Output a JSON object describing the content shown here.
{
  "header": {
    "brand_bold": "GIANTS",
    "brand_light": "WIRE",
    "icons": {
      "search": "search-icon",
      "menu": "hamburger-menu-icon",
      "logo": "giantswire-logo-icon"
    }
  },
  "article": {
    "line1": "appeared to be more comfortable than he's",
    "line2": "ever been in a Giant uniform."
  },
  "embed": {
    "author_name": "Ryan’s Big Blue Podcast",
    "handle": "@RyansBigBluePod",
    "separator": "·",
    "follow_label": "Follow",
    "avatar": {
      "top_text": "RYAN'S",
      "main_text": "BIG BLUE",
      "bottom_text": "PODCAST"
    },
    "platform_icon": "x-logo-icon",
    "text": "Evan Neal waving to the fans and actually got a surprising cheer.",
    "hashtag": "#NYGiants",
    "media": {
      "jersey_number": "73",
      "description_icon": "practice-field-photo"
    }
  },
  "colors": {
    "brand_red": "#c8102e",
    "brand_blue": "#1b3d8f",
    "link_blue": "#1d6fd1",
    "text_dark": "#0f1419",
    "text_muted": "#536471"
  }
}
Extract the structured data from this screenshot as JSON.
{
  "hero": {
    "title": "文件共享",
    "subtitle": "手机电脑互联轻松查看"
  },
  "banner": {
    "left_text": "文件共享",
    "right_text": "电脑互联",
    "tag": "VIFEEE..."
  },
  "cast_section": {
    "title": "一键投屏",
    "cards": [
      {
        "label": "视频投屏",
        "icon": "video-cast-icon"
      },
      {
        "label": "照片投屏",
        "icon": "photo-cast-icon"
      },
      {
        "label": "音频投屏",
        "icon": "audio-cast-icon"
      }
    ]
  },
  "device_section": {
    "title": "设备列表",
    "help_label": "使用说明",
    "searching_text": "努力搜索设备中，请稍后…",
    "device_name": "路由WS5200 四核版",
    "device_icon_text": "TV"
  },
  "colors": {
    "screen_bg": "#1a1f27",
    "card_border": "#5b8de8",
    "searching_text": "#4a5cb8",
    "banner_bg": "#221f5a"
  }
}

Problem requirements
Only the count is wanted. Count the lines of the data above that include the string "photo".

Task answer
2